David Bourget (Western Ontario)
David Chalmers (ANU, NYU)
Rafael De Clercq
Ezio Di Nucci
Jack Alan Reynolds
Learn more about PhilPapers
odel’s Theorems (CUP, heavily corrected fourth printing 2009: henceforth IGT ). Surely that’s more than enough to be going on with? Ah, but there’s the snag. It is more than enough. In the writing, as is the way with these things, the book grew far beyond the scope of the lecture notes from which it started. And while I hope the result is still pretty accessible to someone prepared to put in the time and effort, there is – to be frank – a lot more in the book than is really needed by philosophers meeting the incompleteness theorems for the first time, or indeed by mathematicians wanting a brisk introduction. You might reasonably want to get your heads around only those technical basics which are actually necessary for understanding how the theorems are proved and for appreciating philosophical discussions about incompleteness. So you need a cut-down version of the book – an introduction to the Introduction! Well, isn’t that what lectures are for? Indeed. But there’s another snag. I haven’t got many lectures to play with. So either (A) I crack on at a very fast pace (hard-core mathmo style), cover those basics, but perhaps leave too many people puzzled and alarmed. Or (B) I do relaxed talk’n’chalk, highlighting the really Big Ideas, making sure everyone is grasping them as we go along, but inevitably omit important stuff and leave quite a gap between what happens in the lectures and what happens in the book. What to do? I’m going for plan (B). But then I ought to do something to fill that gap between lectures and book. Hence these notes. The idea, then, is to give relaxed lectures, highlighting Big Ideas, not worrying too much about depth or fine-detail (nor even about getting through all of the day’s intended menu of topics). These notes then expand things just enough, and give pointers to relevant chunks of IGT. Though I hope these notes will be to a fair extent be stand-alone, and tell a brief but coherent story read by themselves: so occasionally I’ll copy a paragraph or two from the book, rather than just refer to them..

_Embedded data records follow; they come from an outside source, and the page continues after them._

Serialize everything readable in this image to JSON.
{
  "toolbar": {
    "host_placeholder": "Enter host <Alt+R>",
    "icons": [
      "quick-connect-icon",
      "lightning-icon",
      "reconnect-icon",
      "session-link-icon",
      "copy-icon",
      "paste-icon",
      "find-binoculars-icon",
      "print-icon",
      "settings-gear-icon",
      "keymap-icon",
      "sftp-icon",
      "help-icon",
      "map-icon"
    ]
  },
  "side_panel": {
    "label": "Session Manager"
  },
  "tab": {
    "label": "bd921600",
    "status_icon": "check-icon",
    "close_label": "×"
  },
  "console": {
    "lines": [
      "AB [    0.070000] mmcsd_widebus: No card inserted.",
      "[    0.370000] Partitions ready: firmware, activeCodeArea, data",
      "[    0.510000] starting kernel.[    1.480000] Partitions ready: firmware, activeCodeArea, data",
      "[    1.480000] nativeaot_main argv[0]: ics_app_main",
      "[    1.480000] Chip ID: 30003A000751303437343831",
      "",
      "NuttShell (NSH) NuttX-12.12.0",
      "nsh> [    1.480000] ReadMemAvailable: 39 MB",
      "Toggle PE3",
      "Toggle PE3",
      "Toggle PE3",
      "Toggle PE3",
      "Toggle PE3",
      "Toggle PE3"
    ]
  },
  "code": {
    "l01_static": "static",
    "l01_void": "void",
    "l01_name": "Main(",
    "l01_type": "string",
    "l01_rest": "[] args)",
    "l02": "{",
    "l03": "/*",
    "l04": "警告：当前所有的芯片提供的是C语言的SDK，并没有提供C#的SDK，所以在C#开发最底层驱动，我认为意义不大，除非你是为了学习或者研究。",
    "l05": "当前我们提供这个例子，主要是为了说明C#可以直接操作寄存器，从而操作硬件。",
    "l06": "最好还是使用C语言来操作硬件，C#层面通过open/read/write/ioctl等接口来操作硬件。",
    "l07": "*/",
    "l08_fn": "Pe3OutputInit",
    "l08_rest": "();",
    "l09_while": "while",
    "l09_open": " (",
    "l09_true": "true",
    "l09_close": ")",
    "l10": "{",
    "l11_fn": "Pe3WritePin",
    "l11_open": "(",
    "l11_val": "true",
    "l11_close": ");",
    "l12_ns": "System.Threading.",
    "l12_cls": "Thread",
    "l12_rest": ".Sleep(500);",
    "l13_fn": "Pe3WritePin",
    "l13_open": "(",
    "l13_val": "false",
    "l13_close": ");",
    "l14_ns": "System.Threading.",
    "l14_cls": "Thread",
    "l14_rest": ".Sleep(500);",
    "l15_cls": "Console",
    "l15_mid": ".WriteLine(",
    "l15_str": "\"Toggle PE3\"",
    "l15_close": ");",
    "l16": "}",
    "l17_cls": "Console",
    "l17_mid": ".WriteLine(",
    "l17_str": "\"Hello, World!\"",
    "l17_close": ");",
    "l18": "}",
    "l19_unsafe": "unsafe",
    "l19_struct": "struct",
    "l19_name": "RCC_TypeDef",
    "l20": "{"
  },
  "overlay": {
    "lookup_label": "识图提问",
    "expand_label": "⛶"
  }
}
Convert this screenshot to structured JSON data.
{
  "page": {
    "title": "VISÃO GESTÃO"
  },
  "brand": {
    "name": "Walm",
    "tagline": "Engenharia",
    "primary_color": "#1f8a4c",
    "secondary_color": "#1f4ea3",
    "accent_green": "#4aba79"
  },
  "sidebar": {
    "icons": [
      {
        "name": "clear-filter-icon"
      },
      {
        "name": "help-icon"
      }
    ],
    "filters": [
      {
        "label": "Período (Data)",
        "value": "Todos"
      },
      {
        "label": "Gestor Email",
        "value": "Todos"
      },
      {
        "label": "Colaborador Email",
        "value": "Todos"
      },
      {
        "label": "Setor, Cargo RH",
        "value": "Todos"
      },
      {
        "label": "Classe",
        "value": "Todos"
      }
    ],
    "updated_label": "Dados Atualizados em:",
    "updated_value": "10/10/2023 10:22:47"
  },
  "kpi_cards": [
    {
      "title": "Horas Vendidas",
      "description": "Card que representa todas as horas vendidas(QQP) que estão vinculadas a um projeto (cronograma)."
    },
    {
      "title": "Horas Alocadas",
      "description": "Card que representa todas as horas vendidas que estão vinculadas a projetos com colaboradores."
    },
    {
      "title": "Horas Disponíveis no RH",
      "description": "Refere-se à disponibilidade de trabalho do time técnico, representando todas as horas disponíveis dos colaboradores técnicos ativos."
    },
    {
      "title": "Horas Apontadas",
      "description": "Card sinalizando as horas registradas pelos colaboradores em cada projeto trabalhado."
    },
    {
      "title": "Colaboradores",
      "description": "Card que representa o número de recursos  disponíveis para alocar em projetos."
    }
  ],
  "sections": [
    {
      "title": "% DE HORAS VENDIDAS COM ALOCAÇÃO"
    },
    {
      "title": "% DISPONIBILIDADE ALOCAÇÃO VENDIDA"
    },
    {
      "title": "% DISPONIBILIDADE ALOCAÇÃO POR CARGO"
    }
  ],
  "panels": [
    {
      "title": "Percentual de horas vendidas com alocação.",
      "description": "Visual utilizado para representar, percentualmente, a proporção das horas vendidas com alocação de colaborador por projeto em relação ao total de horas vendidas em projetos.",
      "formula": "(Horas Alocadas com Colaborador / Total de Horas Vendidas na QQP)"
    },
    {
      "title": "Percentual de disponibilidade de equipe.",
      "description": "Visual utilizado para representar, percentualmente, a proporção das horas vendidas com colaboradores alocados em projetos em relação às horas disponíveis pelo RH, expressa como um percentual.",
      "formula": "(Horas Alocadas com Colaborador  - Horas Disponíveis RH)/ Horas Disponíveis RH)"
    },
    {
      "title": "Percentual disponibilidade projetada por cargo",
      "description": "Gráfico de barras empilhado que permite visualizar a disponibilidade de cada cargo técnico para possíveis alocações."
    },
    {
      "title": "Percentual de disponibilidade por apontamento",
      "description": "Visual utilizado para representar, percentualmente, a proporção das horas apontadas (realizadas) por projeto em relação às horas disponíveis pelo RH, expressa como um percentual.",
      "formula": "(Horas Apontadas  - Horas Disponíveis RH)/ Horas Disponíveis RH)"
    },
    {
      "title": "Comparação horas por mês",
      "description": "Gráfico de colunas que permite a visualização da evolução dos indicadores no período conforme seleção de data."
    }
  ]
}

|Keywords||No keywords specified (fix it)|
|Categories||categorize this paper)|
Setup an account with your affiliations in order to access resources via your University's proxy server
Configure custom proxy (use this if your affiliation does not provide a proxy)
|Through your library||
References found in this work BETA
No references found.
Citations of this work BETA
No citations found.
Similar books and articles
Panu Raatikainen (2005). On the Philosophical Relevance of Gödel's Incompleteness Theorems. Revue Internationale de Philosophie 59 (4):513-534.
Roman Murawski (1997). Gödel's Incompleteness Theorems and Computer Science. Foundations of Science 2 (1):123-135.
Friedrich Wilhelm Nietzsche (1989). Friedrich Nietzsche on Rhetoric and Language. Oxford University Press.
Peter Smith (2013). An Introduction to Gödel's Theorems. Cambridge University Press.
Raymond M. Smullyan (1993). Recursion Theory for Metamathematics. Oxford University Press.
Ludwig Boltzmann (1999). Boltzmann's Philosophy Notes for Three Lectures (Fall 1903). Synthese 119 (1-2):191-202.
Raymond M. Smullyan (1992). Gödel's Incompleteness Theorems. Oxford University Press.
Added to index2010-06-06
Total downloads68 ( #64,409 of 1,911,313 )
Recent downloads (6 months)5 ( #142,834 of 1,911,313 )
How can I increase my downloads?